For whatever you’re planning on stamping, it helps to know the basics about different rubber stamp inks and their uses. This ensures you’re using the right ink type for the job – be it paper or fabric you’re going to be stamping on. Below are some of our key considerations for selecting the right ink for your custom rubber stamp.
Dye-Based Rubber Stamp Inks
For most types of paper, dye-based rubber stamp inks are your best bet. It’s permanent, dries incredibly quickly, and a good all round ink. Dye based inks have a consistency that is similar to water. These inks are generally not waterproof, so you need to ensure you do not use on top of (ie layering) any water-based mediums, such as pens or paint, because the ink will run into that ink, as well.
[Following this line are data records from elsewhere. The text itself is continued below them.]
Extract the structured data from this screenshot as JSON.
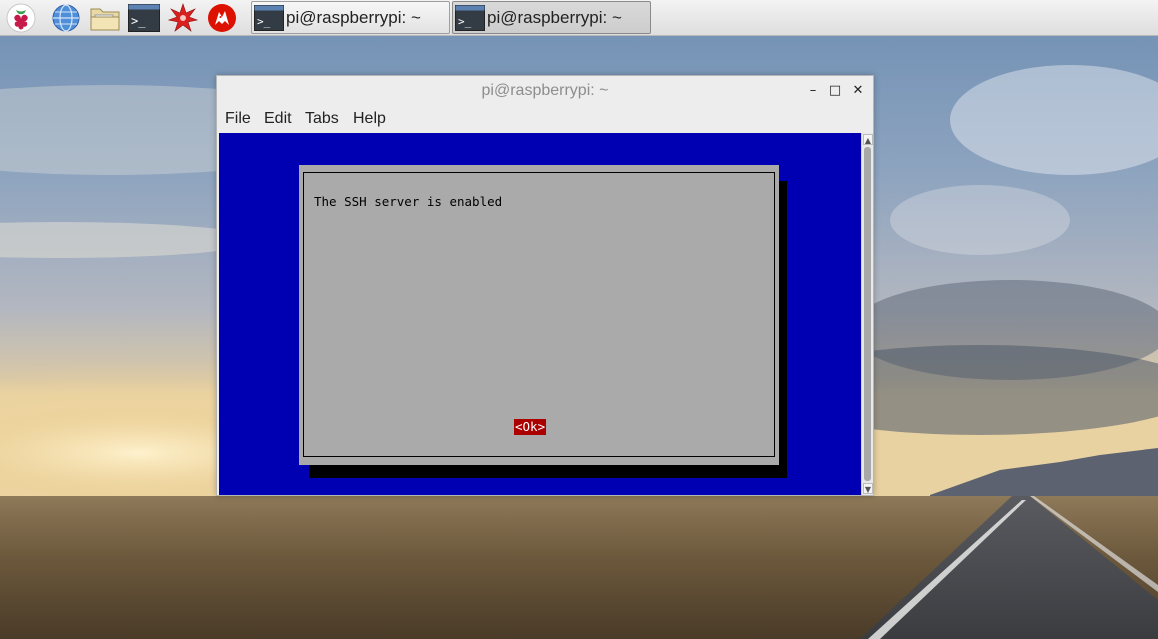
{
  "taskbar": {
    "launchers": [
      {
        "name": "raspberry-menu-icon"
      },
      {
        "name": "web-browser-icon"
      },
      {
        "name": "file-manager-icon"
      },
      {
        "name": "terminal-icon"
      },
      {
        "name": "mathematica-icon"
      },
      {
        "name": "wolfram-icon"
      }
    ],
    "tasks": [
      {
        "label": "pi@raspberrypi: ~",
        "active": false
      },
      {
        "label": "pi@raspberrypi: ~",
        "active": true
      }
    ]
  },
  "window": {
    "title": "pi@raspberrypi: ~",
    "controls": {
      "minimize": "–",
      "maximize": "□",
      "close": "✕"
    },
    "menu": [
      "File",
      "Edit",
      "Tabs",
      "Help"
    ]
  },
  "dialog": {
    "message": "The SSH server is enabled",
    "ok_label": "<Ok>"
  },
  "colors": {
    "terminal_bg": "#0000b2",
    "dialog_bg": "#aaaaaa",
    "ok_bg": "#aa0000"
  },
  "scrollbar": {
    "up": "▲",
    "down": "▼"
  }
}
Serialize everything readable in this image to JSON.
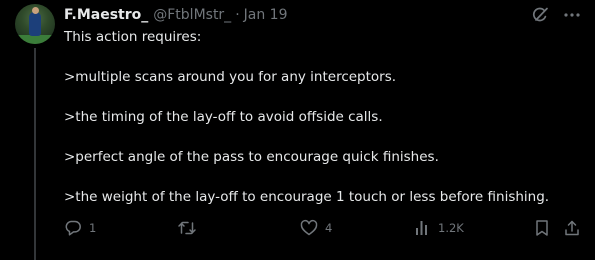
{
  "post": {
    "author_name": "F.Maestro_",
    "handle": "@FtblMstr_",
    "separator": "·",
    "date": "Jan 19",
    "lines": [
      "This action requires:",
      ">multiple scans around you for any interceptors.",
      ">the timing of the lay-off to avoid offside calls.",
      ">perfect angle of the pass to encourage quick finishes.",
      ">the weight of the lay-off to encourage 1 touch or less before finishing."
    ]
  },
  "actions": {
    "reply_count": "1",
    "repost_count": "",
    "like_count": "4",
    "view_count": "1.2K"
  },
  "icons": {
    "grok": "grok-icon",
    "more": "more-icon",
    "reply": "reply-icon",
    "repost": "repost-icon",
    "like": "like-icon",
    "views": "views-icon",
    "bookmark": "bookmark-icon",
    "share": "share-icon"
  },
  "colors": {
    "background": "#000000",
    "text": "#e7e9ea",
    "muted": "#71767b",
    "divider": "#333639"
  }
}
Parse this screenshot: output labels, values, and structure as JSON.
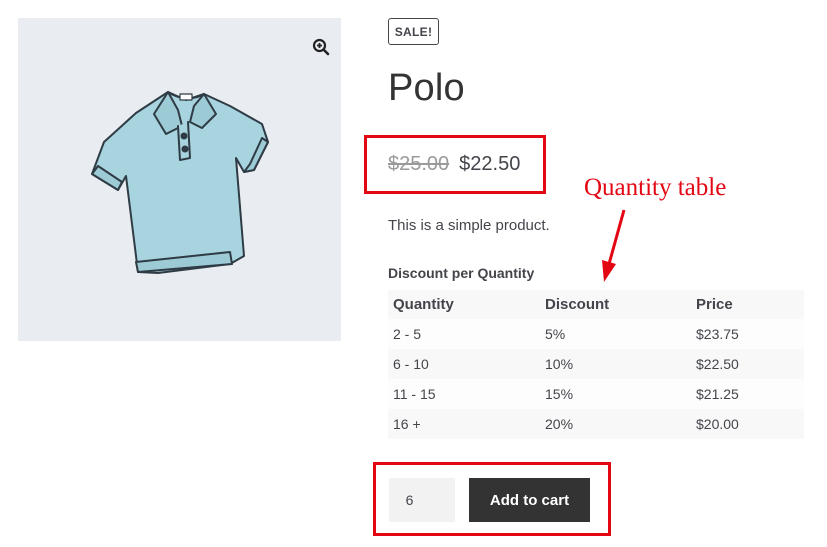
{
  "product": {
    "sale_badge": "SALE!",
    "title": "Polo",
    "price_old": "$25.00",
    "price_new": "$22.50",
    "description": "This is a simple product."
  },
  "gallery": {
    "zoom_icon": "magnifier-plus-icon"
  },
  "annotation": {
    "label": "Quantity table",
    "color": "#e30613"
  },
  "quantity_table": {
    "caption": "Discount per Quantity",
    "headers": [
      "Quantity",
      "Discount",
      "Price"
    ],
    "rows": [
      [
        "2 - 5",
        "5%",
        "$23.75"
      ],
      [
        "6 - 10",
        "10%",
        "$22.50"
      ],
      [
        "11 - 15",
        "15%",
        "$21.25"
      ],
      [
        "16 +",
        "20%",
        "$20.00"
      ]
    ]
  },
  "cart": {
    "quantity_value": "6",
    "add_label": "Add to cart"
  },
  "colors": {
    "button": "#333333",
    "highlight": "#e30613",
    "gallery_bg": "#e9edf1"
  }
}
Because many of these dyes are free of acid, they tend to fade over time, especially when in sunlight, so consider what paper or fabric you’re going to be using beforehand.
Pigment ink is more thick and rich when compared to dye-based ink with a consistency that is more like mayonnaise, interestingly enough. The colours of pigment ink are vibrant, bright, and usually come with a pad that is more spongy in texture. Unlike dye-based, pigment ink dries on top of the paper instead of soaking it, and takes longer to dry when it comes to regular paper. These inks will not dry on glossy paper, so when using pigment ink on glossy paper, you’re going to need to heat-set it using an embossing gun.
These types of rubber stamp inks come in pads that are tinted or clear ink, and are used to stamp an image before using a gun to heat emboss. If you’d rather not use a gun for this type of ink, you can always use an embossing pen, which actually makes it easier to emboss certain details of a stamped image, such as the Christmas tree lights.
When it comes to being the ultimate in permanent ink, for custom rubber stamps the StazOn brand takes the cake. You can use it on paper, metal, glossy paper, leather, ceramic, glass, transparencies, and even on plastic. On a non-porous surface, it only takes 5 minutes to dry, is archival, and even acid-free.
Distress inks are a lot different when it comes to other pads that are dye-based, considering they stay wet on the rubber stamp and whatever is being stamped longer, which gives you the ability to shadow and blend the image using water if you wish.
Distress ink is fantastic for those who want to play around with ink and water, as you can spritz the rubber stamp print with some water, move the paper or fabric around, and watch all of the colours spread.
Woodruff and Co Ink Pads
We tested dozens of ink options before deciding on the best dye based ink for our custom rubber stamps. The ink pad we offer uses a great quality acid-free quick-drying archival ink. The pad has a fine felt to assist with even application of ink across the stamp. After drying, the ink used is smear resistant but not waterproof. It may bleed on highly porous surfaces such as rough cardboard or wood, but dries matte and flat on paper.
Photo credit: Arnolds Auzins